Across the records below, report how many lines include the word "target", stating the number alone.

Page and application data records:
□ □ □
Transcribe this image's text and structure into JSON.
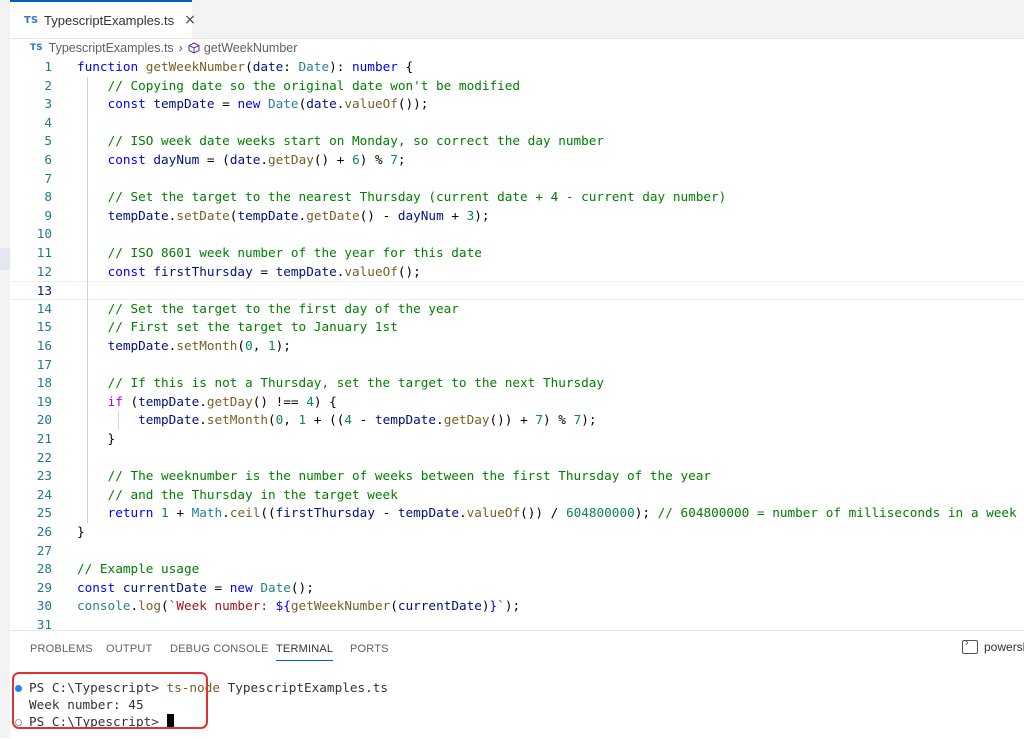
{
  "tab": {
    "badge": "TS",
    "title": "TypescriptExamples.ts",
    "close_icon": "×"
  },
  "breadcrumb": {
    "file": "TypescriptExamples.ts",
    "separator": "›",
    "symbol": "getWeekNumber"
  },
  "editor": {
    "current_line": 13,
    "lines": [
      {
        "num": "1",
        "text": "function getWeekNumber(date: Date): number {"
      },
      {
        "num": "2",
        "text": "    // Copying date so the original date won't be modified"
      },
      {
        "num": "3",
        "text": "    const tempDate = new Date(date.valueOf());"
      },
      {
        "num": "4",
        "text": ""
      },
      {
        "num": "5",
        "text": "    // ISO week date weeks start on Monday, so correct the day number"
      },
      {
        "num": "6",
        "text": "    const dayNum = (date.getDay() + 6) % 7;"
      },
      {
        "num": "7",
        "text": ""
      },
      {
        "num": "8",
        "text": "    // Set the target to the nearest Thursday (current date + 4 - current day number)"
      },
      {
        "num": "9",
        "text": "    tempDate.setDate(tempDate.getDate() - dayNum + 3);"
      },
      {
        "num": "10",
        "text": ""
      },
      {
        "num": "11",
        "text": "    // ISO 8601 week number of the year for this date"
      },
      {
        "num": "12",
        "text": "    const firstThursday = tempDate.valueOf();"
      },
      {
        "num": "13",
        "text": ""
      },
      {
        "num": "14",
        "text": "    // Set the target to the first day of the year"
      },
      {
        "num": "15",
        "text": "    // First set the target to January 1st"
      },
      {
        "num": "16",
        "text": "    tempDate.setMonth(0, 1);"
      },
      {
        "num": "17",
        "text": ""
      },
      {
        "num": "18",
        "text": "    // If this is not a Thursday, set the target to the next Thursday"
      },
      {
        "num": "19",
        "text": "    if (tempDate.getDay() !== 4) {"
      },
      {
        "num": "20",
        "text": "        tempDate.setMonth(0, 1 + ((4 - tempDate.getDay()) + 7) % 7);"
      },
      {
        "num": "21",
        "text": "    }"
      },
      {
        "num": "22",
        "text": ""
      },
      {
        "num": "23",
        "text": "    // The weeknumber is the number of weeks between the first Thursday of the year"
      },
      {
        "num": "24",
        "text": "    // and the Thursday in the target week"
      },
      {
        "num": "25",
        "text": "    return 1 + Math.ceil((firstThursday - tempDate.valueOf()) / 604800000); // 604800000 = number of milliseconds in a week"
      },
      {
        "num": "26",
        "text": "}"
      },
      {
        "num": "27",
        "text": ""
      },
      {
        "num": "28",
        "text": "// Example usage"
      },
      {
        "num": "29",
        "text": "const currentDate = new Date();"
      },
      {
        "num": "30",
        "text": "console.log(`Week number: ${getWeekNumber(currentDate)}`);"
      },
      {
        "num": "31",
        "text": ""
      }
    ]
  },
  "panel": {
    "tabs": [
      "PROBLEMS",
      "OUTPUT",
      "DEBUG CONSOLE",
      "TERMINAL",
      "PORTS"
    ],
    "active_tab": "TERMINAL",
    "shell_label": "powersh"
  },
  "terminal": {
    "prompt1": "PS C:\\Typescript>",
    "command": "ts-node",
    "command_arg": "TypescriptExamples.ts",
    "output": "Week number: 45",
    "prompt2": "PS C:\\Typescript>"
  },
  "colors": {
    "accent": "#005fb8",
    "highlight_box": "#e53030",
    "ts_badge": "#3178c6"
  }
}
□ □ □
Exercise response
5